Royal Society R.Science
This month we take a look at all things physics. We join the latest winner of the Michael Faraday Prize to talk about our asymmetric universe, discuss the future of the Higgs boson with some global leaders in particle physics and discover some surprising applications of Magnetic Resonance Imaging techniques.
0:58 Dr Fabiola Gianotti discusses the impact of the discovery of the Higgs boson and what we are doing moving forward
3.22 Professor Tejinder Virdee FRS talks about the incredible efforts and achievements behind the experiment at the Large Hadron Collider
8.09 Professor Frank Close OBE, winner of the 2013 Michael Faraday Prize, tells us about our asymmetric universe and why science communication is so important
15.16 Professor Lynn Gladden CBE FREng FRS reveals the novel potential of Magnetic Resonance Imaging, and how it can be applied in the fields of physical sciences and engineering
19.58 Professor Frank Close OBE tells us, why science?
This month’s episode is a climate science special, as the Royal Society and the US National Academy of Sciences release a joint publication outlining the evidence for and causes of climate change, offering an accessible overview of climate-change science. In this episiode, find out more about this joint report from the lead UK scientist, discover to what extent – if any – extreme weather events experienced here in the UK can be attributed to climate change, and find out what we may be able to do to mediate and prepare for further impacts of climate change.
0:35 Professor Eric Wolff FRS talks about the joint Royal Society and National Academy of Sciences publication
4:25 Youba Sokona discusses the United Nations Framework Convention on Climate Change
7:31 Professor Mark Pelling talks about the difficulties in what can and can’t be attributed to the effects of climate change
9:35 Professor Georgina Mace CBE FRS discusses the options we have to deal with climate change in the future
14:21 Professor Saiful Islam talks about his work in computational chemistry and how this can assist in our efforts to live a little ‘greener’.
This month, we give you an insight into the various types of public events we hold at the Royal Society throughout the year. These cover a wide range of topics, from space to microbiology. Find out more about the giant planets in one of our Café Scientifique discussions, discover whether we are losing or winning against the spread of infectious diseases through a public lecture and get a peek at the future of the internet with one of our award winners.
01:13 Dr Christopher Arridge talks about the giant planets of the solar system
06:17 Professor Christopher Dye FRS on the fight against infectious diseases
13:21 Dr Serge Abiteboul, winner of the Milner Award, on the web and computer science
17:37 Professor Chris Dye tells us why science?

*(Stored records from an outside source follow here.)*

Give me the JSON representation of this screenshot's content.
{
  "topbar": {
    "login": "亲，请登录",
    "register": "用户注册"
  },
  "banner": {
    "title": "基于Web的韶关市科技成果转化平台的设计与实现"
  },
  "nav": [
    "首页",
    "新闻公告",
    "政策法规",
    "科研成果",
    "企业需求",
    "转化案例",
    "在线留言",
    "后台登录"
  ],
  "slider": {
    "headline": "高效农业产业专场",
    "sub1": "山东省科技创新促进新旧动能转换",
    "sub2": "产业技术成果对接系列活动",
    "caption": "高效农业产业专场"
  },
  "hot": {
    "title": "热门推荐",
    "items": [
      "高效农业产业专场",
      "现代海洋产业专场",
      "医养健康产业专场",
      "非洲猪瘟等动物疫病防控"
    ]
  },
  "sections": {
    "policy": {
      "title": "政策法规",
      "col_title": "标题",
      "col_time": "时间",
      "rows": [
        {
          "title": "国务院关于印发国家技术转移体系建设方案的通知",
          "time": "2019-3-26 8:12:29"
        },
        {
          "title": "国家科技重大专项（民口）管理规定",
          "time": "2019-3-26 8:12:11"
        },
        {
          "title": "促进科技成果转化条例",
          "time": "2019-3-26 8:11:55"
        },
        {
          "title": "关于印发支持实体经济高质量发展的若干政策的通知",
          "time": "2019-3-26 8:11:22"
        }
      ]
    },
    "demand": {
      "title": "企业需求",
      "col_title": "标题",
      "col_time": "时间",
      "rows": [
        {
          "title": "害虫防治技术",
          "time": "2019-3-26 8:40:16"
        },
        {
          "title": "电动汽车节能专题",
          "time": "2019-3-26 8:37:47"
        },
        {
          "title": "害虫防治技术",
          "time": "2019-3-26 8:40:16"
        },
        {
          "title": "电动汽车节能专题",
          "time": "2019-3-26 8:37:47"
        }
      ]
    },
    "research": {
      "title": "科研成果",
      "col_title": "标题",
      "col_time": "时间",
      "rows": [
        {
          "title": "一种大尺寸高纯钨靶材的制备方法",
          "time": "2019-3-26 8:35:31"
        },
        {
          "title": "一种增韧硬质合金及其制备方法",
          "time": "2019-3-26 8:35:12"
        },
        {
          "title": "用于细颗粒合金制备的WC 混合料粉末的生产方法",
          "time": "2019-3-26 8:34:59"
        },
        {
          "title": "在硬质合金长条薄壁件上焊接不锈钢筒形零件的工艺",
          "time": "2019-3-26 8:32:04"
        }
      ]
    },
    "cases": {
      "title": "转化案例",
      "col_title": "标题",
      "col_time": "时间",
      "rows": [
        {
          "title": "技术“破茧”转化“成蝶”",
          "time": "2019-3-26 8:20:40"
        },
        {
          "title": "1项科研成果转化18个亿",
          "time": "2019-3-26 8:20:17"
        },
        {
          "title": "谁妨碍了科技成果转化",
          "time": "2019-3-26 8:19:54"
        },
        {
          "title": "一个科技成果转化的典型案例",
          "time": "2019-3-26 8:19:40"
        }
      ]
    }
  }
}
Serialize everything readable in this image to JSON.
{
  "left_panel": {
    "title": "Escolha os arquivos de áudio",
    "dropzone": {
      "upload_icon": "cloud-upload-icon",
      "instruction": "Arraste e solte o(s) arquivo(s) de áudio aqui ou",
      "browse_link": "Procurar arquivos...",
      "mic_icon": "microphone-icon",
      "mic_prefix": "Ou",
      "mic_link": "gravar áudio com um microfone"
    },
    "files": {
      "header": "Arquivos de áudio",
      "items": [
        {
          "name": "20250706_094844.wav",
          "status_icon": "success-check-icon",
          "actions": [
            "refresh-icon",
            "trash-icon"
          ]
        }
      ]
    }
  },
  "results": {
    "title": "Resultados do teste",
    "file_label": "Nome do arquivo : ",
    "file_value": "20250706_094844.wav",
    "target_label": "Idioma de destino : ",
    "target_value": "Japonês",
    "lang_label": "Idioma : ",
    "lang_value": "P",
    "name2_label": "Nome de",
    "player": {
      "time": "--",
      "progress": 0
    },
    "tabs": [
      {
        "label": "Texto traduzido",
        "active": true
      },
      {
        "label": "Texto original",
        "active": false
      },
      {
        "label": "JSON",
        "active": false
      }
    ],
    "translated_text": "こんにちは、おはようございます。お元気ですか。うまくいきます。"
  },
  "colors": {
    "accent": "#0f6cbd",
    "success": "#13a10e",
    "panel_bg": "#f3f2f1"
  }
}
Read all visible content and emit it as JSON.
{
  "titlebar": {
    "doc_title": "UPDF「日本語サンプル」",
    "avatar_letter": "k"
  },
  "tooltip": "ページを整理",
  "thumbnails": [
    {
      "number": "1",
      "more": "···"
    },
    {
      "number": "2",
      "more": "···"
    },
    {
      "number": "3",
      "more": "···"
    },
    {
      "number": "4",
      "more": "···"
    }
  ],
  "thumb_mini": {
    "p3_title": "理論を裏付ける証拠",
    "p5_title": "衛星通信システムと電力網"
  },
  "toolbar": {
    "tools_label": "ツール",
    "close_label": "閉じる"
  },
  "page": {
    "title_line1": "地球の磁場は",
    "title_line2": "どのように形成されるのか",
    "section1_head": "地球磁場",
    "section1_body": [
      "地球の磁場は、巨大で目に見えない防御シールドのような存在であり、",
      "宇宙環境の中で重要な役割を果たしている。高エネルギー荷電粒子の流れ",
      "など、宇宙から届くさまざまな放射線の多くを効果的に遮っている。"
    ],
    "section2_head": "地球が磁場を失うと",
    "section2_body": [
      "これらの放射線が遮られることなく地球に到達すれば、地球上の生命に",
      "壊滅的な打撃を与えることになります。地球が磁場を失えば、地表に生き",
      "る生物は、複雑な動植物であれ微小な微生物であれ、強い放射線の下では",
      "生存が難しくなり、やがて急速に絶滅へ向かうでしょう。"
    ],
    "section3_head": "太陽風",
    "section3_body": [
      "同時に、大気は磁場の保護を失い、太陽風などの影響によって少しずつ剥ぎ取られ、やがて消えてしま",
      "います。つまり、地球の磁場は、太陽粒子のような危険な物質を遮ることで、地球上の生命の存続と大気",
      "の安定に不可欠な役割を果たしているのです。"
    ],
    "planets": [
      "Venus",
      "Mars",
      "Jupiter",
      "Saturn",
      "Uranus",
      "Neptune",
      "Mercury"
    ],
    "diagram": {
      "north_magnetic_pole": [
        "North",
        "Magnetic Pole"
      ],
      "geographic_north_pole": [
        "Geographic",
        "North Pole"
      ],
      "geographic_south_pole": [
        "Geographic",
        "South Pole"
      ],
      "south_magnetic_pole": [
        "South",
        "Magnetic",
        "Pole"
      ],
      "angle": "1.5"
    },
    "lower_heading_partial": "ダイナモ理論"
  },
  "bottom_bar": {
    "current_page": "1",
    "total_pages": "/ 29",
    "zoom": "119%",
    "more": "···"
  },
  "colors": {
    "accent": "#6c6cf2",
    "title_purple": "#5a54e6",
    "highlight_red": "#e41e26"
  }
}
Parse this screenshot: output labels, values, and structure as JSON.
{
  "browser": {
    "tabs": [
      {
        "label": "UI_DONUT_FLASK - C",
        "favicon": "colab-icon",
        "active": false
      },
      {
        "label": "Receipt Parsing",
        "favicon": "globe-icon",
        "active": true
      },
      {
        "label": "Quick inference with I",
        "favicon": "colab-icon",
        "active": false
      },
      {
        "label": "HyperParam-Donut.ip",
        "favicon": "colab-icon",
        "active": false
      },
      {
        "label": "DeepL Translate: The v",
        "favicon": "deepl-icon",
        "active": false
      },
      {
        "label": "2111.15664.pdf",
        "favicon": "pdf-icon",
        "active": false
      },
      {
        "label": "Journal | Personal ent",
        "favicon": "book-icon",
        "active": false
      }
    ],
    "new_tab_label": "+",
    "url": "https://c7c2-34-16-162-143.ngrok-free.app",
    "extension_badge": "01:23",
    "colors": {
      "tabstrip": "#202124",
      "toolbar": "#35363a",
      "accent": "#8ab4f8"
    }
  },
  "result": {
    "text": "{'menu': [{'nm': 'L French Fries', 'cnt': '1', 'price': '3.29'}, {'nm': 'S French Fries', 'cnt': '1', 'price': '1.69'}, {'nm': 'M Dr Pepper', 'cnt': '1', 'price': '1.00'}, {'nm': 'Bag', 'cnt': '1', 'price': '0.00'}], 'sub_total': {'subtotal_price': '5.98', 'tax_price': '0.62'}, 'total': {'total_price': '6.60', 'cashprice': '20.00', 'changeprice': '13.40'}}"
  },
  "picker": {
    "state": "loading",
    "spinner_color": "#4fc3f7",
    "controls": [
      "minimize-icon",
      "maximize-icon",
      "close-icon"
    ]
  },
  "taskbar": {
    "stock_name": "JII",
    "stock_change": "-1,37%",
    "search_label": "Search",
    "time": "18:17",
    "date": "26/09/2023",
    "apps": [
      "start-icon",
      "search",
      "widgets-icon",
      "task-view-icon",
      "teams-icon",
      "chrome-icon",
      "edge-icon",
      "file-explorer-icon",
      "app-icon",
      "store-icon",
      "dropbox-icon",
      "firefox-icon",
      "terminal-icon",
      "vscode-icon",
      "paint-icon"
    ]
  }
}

This month, we’re look at some of the skills scientists can develop outside of their labs, which can help them in their careers. You can hear from participants in two of the training courses we run, on media skills and leadership effectiveness. We also handed the microphone over to some budding scientists, who had had the chance to “Ask a scientist” some questions themselves. Finally, we caught up with participants in the Royal Society’s Pairing Scheme, which matches research scientists with MPs, senior civil servants and Lords.
00:45 Dr Vardis Ntoukakis and Dr Elisa Antolin tell us about their experience at the Royal Society Media Skills training day.
05:20 We hear from recent attendees at the Royal Society’s residential training course in Leadership Effectiveness at Chicheley Hall.
12:52 Students from Brittania Village School interview Chris Harrison from the University of Durham,
17:29 Students from Wimbledon College interview Paul Kirk, a mathematician from Imperial College.
20:22 We catch up with scientists and MPs taking part in the Royal Society Pairing Scheme.